§ **Required action**: Each record must appear in the answer exactly as it does in the data.

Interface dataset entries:
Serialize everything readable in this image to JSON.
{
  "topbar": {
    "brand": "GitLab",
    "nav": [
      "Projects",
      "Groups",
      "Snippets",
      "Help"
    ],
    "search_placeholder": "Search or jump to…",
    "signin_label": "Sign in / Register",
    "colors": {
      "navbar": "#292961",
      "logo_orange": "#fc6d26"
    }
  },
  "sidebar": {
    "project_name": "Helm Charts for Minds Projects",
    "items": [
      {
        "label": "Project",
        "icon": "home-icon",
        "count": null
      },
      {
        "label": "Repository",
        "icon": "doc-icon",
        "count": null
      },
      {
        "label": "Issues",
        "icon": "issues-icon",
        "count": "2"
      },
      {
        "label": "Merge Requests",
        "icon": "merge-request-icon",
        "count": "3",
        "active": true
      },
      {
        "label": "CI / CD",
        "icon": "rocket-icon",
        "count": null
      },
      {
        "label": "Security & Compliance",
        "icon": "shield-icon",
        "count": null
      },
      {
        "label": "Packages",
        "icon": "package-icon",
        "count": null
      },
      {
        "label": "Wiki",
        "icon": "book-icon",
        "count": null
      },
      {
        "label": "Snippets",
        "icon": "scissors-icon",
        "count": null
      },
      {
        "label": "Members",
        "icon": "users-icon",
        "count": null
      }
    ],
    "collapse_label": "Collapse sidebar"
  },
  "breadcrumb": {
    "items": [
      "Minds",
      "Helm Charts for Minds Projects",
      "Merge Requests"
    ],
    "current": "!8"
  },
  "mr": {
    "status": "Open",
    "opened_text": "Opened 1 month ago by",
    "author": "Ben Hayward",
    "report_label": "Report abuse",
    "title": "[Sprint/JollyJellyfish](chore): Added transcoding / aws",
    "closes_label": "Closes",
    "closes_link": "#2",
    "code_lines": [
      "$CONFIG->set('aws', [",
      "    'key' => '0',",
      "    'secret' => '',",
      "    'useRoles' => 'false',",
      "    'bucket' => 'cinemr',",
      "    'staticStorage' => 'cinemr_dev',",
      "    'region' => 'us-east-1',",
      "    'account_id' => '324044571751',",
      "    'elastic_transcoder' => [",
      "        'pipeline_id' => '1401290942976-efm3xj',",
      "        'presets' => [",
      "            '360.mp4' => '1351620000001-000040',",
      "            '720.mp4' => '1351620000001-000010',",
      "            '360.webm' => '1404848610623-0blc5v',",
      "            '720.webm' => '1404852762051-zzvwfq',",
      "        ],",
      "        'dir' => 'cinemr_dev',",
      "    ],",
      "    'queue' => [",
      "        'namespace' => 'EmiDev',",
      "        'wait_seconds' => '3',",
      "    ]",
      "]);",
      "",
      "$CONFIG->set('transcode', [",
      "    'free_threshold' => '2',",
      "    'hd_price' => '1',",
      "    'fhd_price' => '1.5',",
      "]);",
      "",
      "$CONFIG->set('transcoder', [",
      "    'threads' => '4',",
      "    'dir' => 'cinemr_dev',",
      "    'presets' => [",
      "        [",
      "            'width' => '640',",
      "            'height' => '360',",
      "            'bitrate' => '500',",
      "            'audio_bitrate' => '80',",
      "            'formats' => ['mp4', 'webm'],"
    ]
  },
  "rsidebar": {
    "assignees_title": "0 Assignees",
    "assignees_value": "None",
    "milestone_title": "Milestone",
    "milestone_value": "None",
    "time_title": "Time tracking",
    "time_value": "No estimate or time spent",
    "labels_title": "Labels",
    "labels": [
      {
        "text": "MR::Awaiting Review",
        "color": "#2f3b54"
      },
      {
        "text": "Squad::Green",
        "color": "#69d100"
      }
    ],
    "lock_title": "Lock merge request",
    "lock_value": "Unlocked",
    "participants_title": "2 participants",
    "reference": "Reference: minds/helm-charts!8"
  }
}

§ **The answer**:
Serialize everything readable in this image to JSON.
{
  "topbar": {
    "brand": "GitLab",
    "nav": [
      "Projects",
      "Groups",
      "Snippets",
      "Help"
    ],
    "search_placeholder": "Search or jump to…",
    "signin_label": "Sign in / Register",
    "colors": {
      "navbar": "#292961",
      "logo_orange": "#fc6d26"
    }
  },
  "sidebar": {
    "project_name": "Helm Charts for Minds Projects",
    "items": [
      {
        "label": "Project",
        "icon": "home-icon",
        "count": null
      },
      {
        "label": "Repository",
        "icon": "doc-icon",
        "count": null
      },
      {
        "label": "Issues",
        "icon": "issues-icon",
        "count": "2"
      },
      {
        "label": "Merge Requests",
        "icon": "merge-request-icon",
        "count": "3",
        "active": true
      },
      {
        "label": "CI / CD",
        "icon": "rocket-icon",
        "count": null
      },
      {
        "label": "Security & Compliance",
        "icon": "shield-icon",
        "count": null
      },
      {
        "label": "Packages",
        "icon": "package-icon",
        "count": null
      },
      {
        "label": "Wiki",
        "icon": "book-icon",
        "count": null
      },
      {
        "label": "Snippets",
        "icon": "scissors-icon",
        "count": null
      },
      {
        "label": "Members",
        "icon": "users-icon",
        "count": null
      }
    ],
    "collapse_label": "Collapse sidebar"
  },
  "breadcrumb": {
    "items": [
      "Minds",
      "Helm Charts for Minds Projects",
      "Merge Requests"
    ],
    "current": "!8"
  },
  "mr": {
    "status": "Open",
    "opened_text": "Opened 1 month ago by",
    "author": "Ben Hayward",
    "report_label": "Report abuse",
    "title": "[Sprint/JollyJellyfish](chore): Added transcoding / aws",
    "closes_label": "Closes",
    "closes_link": "#2",
    "code_lines": [
      "$CONFIG->set('aws', [",
      "    'key' => '0',",
      "    'secret' => '',",
      "    'useRoles' => 'false',",
      "    'bucket' => 'cinemr',",
      "    'staticStorage' => 'cinemr_dev',",
      "    'region' => 'us-east-1',",
      "    'account_id' => '324044571751',",
      "    'elastic_transcoder' => [",
      "        'pipeline_id' => '1401290942976-efm3xj',",
      "        'presets' => [",
      "            '360.mp4' => '1351620000001-000040',",
      "            '720.mp4' => '1351620000001-000010',",
      "            '360.webm' => '1404848610623-0blc5v',",
      "            '720.webm' => '1404852762051-zzvwfq',",
      "        ],",
      "        'dir' => 'cinemr_dev',",
      "    ],",
      "    'queue' => [",
      "        'namespace' => 'EmiDev',",
      "        'wait_seconds' => '3',",
      "    ]",
      "]);",
      "",
      "$CONFIG->set('transcode', [",
      "    'free_threshold' => '2',",
      "    'hd_price' => '1',",
      "    'fhd_price' => '1.5',",
      "]);",
      "",
      "$CONFIG->set('transcoder', [",
      "    'threads' => '4',",
      "    'dir' => 'cinemr_dev',",
      "    'presets' => [",
      "        [",
      "            'width' => '640',",
      "            'height' => '360',",
      "            'bitrate' => '500',",
      "            'audio_bitrate' => '80',",
      "            'formats' => ['mp4', 'webm'],"
    ]
  },
  "rsidebar": {
    "assignees_title": "0 Assignees",
    "assignees_value": "None",
    "milestone_title": "Milestone",
    "milestone_value": "None",
    "time_title": "Time tracking",
    "time_value": "No estimate or time spent",
    "labels_title": "Labels",
    "labels": [
      {
        "text": "MR::Awaiting Review",
        "color": "#2f3b54"
      },
      {
        "text": "Squad::Green",
        "color": "#69d100"
      }
    ],
    "lock_title": "Lock merge request",
    "lock_value": "Unlocked",
    "participants_title": "2 participants",
    "reference": "Reference: minds/helm-charts!8"
  }
}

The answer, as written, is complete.